[Start of Attachment]
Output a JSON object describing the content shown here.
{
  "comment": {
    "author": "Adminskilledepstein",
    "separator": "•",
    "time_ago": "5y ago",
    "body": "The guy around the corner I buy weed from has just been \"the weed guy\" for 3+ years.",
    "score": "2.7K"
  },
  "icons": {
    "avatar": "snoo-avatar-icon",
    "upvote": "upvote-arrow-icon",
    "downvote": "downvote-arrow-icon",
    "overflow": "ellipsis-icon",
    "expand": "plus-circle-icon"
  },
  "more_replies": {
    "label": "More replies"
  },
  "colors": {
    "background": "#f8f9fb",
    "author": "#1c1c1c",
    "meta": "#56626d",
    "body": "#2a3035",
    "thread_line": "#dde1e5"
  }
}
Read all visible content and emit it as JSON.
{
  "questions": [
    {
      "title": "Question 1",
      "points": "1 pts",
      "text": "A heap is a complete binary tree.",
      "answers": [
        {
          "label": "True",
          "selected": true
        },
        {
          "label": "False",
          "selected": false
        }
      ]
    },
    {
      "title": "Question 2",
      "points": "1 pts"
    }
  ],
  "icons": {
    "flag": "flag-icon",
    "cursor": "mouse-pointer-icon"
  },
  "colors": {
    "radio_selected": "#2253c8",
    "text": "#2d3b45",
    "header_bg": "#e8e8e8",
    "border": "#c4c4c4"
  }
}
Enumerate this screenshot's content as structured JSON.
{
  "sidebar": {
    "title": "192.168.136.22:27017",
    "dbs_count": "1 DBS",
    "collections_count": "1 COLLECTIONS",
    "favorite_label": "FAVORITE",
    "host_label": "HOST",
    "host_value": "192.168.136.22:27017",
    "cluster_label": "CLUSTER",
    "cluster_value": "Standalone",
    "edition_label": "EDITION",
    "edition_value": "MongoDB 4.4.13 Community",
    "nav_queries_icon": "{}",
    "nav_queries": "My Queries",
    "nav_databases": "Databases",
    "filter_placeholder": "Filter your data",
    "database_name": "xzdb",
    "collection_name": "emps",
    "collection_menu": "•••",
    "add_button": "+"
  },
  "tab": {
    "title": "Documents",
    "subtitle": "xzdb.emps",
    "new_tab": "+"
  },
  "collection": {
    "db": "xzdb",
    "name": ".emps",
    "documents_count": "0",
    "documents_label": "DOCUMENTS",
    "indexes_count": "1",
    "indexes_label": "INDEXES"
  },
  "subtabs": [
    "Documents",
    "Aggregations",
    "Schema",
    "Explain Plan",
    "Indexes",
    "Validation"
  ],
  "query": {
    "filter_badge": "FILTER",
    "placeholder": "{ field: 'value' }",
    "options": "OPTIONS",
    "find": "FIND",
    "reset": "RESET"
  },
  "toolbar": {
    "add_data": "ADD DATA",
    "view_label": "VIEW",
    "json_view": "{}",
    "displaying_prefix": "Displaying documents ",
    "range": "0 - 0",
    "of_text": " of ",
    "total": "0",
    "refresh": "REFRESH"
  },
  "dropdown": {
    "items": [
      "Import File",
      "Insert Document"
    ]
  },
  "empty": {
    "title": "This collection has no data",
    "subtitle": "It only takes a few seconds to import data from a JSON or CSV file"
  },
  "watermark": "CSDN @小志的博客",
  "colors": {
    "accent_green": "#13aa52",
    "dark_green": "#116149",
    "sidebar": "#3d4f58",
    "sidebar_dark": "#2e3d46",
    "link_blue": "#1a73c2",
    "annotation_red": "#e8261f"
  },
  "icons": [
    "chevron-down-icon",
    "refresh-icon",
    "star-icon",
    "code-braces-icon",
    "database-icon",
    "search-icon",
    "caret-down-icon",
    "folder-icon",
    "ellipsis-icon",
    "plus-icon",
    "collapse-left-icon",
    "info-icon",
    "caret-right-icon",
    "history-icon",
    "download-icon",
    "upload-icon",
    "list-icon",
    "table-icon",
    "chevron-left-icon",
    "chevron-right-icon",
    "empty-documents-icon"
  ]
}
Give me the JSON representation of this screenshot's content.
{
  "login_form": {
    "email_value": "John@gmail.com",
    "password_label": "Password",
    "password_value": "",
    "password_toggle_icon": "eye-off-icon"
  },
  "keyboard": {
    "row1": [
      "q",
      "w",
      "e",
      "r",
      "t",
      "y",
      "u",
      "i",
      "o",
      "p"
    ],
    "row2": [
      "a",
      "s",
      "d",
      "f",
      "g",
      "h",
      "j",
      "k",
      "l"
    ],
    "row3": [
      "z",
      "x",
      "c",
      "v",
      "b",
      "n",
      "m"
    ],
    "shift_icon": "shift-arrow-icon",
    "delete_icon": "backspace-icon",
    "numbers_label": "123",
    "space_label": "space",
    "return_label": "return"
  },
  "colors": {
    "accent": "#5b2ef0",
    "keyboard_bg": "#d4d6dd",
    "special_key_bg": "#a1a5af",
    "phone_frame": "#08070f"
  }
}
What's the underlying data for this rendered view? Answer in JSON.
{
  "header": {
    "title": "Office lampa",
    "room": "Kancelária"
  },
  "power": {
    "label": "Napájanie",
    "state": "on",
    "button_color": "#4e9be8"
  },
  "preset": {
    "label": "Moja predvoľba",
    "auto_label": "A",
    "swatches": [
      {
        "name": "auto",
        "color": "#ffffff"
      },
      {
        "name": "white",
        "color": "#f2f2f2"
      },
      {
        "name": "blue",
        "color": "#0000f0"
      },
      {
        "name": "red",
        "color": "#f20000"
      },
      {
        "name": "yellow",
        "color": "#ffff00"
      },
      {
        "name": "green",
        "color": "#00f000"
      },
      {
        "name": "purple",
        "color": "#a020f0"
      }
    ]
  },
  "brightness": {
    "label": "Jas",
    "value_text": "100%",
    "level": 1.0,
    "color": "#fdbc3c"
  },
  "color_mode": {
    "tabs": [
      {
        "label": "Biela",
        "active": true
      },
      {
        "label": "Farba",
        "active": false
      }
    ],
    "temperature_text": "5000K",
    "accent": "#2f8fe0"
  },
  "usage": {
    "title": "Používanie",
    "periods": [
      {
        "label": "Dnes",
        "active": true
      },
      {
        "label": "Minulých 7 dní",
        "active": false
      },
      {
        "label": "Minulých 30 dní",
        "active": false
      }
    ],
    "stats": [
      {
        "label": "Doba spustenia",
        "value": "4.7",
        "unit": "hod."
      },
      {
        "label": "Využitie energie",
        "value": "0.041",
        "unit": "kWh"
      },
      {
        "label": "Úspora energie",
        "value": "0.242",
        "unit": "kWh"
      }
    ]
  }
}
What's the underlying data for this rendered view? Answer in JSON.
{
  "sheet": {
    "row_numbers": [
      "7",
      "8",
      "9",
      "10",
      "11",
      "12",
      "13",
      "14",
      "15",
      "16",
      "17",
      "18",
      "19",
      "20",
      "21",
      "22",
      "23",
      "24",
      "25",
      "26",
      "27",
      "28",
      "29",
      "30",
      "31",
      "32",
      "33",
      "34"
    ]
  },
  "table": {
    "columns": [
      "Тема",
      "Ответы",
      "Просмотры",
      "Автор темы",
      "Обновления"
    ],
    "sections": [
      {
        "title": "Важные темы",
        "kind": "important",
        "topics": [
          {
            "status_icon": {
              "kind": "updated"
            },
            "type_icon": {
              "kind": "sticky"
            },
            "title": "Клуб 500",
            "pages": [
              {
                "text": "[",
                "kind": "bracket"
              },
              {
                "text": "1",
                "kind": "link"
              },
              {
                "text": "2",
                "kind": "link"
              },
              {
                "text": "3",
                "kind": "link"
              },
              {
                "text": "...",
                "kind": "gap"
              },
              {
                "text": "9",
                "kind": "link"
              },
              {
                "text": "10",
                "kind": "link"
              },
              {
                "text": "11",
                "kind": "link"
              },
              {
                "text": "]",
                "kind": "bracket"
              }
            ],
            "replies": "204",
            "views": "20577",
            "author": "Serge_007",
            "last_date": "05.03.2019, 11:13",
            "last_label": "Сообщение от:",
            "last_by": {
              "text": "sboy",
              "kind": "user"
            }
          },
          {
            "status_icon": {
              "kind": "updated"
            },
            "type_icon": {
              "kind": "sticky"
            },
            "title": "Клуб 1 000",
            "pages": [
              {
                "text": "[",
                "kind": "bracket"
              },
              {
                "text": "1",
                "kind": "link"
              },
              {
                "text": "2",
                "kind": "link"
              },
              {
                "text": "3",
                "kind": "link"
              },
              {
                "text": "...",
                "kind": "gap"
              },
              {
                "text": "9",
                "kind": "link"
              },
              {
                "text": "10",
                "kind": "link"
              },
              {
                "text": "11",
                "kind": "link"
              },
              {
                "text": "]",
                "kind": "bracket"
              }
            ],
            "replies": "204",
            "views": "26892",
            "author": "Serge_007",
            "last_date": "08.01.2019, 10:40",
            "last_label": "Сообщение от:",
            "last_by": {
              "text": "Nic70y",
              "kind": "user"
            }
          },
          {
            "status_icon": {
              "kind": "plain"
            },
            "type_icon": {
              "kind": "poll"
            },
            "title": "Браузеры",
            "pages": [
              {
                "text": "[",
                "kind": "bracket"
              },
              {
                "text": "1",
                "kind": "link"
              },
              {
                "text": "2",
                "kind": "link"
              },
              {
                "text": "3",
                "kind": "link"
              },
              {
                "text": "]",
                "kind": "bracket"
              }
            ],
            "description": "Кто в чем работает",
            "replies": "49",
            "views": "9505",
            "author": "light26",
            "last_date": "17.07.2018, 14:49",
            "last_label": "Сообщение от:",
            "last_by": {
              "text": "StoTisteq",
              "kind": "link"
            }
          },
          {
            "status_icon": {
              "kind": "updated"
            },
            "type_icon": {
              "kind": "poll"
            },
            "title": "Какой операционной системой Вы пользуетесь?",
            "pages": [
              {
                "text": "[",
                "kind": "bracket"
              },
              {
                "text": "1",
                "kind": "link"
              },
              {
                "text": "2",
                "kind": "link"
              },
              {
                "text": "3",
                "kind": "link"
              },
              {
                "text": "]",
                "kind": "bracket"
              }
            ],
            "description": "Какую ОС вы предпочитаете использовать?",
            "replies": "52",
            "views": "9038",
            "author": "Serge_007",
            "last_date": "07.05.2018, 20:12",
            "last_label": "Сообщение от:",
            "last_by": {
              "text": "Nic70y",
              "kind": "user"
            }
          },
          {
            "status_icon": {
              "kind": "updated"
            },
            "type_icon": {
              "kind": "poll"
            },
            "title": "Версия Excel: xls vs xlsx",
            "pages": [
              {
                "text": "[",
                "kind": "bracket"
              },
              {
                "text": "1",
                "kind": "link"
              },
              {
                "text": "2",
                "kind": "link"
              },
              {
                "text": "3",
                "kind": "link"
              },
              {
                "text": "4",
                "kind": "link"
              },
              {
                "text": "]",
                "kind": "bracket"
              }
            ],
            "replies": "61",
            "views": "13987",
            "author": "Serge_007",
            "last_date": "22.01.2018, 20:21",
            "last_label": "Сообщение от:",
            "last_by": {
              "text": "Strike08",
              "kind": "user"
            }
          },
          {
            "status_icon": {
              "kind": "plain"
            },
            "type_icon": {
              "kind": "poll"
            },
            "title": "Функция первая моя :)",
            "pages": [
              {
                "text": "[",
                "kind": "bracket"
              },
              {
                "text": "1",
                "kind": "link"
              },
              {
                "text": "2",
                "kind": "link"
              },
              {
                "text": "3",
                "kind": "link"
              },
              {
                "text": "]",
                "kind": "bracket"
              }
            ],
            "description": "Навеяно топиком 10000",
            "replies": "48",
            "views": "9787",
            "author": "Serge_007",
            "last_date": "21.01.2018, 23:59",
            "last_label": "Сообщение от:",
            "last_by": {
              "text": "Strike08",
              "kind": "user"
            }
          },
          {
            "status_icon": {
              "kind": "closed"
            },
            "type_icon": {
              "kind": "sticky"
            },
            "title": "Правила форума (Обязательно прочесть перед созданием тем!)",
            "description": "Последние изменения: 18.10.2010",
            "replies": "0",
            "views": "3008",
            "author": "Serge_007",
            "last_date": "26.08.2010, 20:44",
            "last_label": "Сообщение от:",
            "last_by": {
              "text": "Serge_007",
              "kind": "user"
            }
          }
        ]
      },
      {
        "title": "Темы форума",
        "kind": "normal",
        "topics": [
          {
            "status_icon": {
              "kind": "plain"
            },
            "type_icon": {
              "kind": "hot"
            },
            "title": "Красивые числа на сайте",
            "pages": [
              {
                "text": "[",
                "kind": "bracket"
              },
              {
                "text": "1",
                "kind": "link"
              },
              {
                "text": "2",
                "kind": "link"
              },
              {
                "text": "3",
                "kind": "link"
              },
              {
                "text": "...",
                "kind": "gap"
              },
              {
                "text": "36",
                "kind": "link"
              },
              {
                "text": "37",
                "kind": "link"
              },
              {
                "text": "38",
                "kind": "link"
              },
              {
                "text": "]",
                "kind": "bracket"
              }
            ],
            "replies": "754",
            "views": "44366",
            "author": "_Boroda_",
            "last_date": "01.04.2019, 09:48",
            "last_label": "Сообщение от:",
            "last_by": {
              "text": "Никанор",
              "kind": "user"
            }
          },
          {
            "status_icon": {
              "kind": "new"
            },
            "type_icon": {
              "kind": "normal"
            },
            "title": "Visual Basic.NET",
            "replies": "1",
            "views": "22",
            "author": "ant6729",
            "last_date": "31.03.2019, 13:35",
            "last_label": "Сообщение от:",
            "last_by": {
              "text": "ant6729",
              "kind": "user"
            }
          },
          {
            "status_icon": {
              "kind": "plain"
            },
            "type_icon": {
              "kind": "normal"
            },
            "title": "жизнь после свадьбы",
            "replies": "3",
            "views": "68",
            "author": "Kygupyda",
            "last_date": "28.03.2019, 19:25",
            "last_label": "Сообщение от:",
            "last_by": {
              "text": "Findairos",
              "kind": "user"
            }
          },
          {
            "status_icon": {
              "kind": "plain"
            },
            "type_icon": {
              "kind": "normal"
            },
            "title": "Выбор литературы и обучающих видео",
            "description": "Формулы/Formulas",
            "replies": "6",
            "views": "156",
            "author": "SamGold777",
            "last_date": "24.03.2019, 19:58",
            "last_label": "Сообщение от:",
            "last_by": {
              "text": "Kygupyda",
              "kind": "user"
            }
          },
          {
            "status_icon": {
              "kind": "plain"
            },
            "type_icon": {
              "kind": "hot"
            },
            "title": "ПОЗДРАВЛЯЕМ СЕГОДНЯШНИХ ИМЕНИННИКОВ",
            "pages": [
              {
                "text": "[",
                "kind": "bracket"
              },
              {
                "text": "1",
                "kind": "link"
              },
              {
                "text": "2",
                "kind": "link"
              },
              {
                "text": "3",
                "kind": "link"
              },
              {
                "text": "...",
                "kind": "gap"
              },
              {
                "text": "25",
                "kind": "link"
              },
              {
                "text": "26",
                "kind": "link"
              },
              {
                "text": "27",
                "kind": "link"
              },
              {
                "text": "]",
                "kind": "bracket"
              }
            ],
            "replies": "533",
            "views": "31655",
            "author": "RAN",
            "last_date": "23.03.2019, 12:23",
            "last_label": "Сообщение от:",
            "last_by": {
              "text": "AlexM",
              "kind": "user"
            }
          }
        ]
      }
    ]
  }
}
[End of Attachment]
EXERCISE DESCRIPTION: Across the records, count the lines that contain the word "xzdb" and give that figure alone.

YOUR RESPONSE: 3